Task to carry out => Line by line, write out the material exactly.

++++++++

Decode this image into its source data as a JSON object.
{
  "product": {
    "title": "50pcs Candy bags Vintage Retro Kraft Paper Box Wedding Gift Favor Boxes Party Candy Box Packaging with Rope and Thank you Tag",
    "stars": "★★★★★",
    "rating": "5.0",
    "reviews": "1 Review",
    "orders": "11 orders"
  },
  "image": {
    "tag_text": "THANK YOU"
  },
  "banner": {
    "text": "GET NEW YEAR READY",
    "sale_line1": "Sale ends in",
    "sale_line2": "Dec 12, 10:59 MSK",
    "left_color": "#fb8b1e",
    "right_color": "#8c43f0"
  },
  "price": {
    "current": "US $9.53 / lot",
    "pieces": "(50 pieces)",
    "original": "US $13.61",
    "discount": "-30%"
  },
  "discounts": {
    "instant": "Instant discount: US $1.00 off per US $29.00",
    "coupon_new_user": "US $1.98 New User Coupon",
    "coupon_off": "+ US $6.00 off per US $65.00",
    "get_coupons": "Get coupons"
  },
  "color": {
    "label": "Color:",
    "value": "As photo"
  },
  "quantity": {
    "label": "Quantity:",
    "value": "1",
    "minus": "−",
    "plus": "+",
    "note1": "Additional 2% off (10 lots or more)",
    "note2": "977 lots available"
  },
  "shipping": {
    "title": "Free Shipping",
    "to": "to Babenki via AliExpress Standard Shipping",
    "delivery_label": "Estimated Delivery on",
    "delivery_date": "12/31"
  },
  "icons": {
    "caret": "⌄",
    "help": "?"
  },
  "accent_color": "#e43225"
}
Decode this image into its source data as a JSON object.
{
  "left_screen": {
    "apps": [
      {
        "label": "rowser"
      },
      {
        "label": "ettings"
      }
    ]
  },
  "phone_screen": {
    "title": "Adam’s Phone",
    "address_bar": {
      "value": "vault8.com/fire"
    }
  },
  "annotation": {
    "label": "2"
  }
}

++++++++

Written reply =>
Decode this image into its source data as a JSON object.
{
  "product": {
    "title": "50pcs Candy bags Vintage Retro Kraft Paper Box Wedding Gift Favor Boxes Party Candy Box Packaging with Rope and Thank you Tag",
    "stars": "★★★★★",
    "rating": "5.0",
    "reviews": "1 Review",
    "orders": "11 orders"
  },
  "image": {
    "tag_text": "THANK YOU"
  },
  "banner": {
    "text": "GET NEW YEAR READY",
    "sale_line1": "Sale ends in",
    "sale_line2": "Dec 12, 10:59 MSK",
    "left_color": "#fb8b1e",
    "right_color": "#8c43f0"
  },
  "price": {
    "current": "US $9.53 / lot",
    "pieces": "(50 pieces)",
    "original": "US $13.61",
    "discount": "-30%"
  },
  "discounts": {
    "instant": "Instant discount: US $1.00 off per US $29.00",
    "coupon_new_user": "US $1.98 New User Coupon",
    "coupon_off": "+ US $6.00 off per US $65.00",
    "get_coupons": "Get coupons"
  },
  "color": {
    "label": "Color:",
    "value": "As photo"
  },
  "quantity": {
    "label": "Quantity:",
    "value": "1",
    "minus": "−",
    "plus": "+",
    "note1": "Additional 2% off (10 lots or more)",
    "note2": "977 lots available"
  },
  "shipping": {
    "title": "Free Shipping",
    "to": "to Babenki via AliExpress Standard Shipping",
    "delivery_label": "Estimated Delivery on",
    "delivery_date": "12/31"
  },
  "icons": {
    "caret": "⌄",
    "help": "?"
  },
  "accent_color": "#e43225"
}
Decode this image into its source data as a JSON object.
{
  "left_screen": {
    "apps": [
      {
        "label": "rowser"
      },
      {
        "label": "ettings"
      }
    ]
  },
  "phone_screen": {
    "title": "Adam’s Phone",
    "address_bar": {
      "value": "vault8.com/fire"
    }
  },
  "annotation": {
    "label": "2"
  }
}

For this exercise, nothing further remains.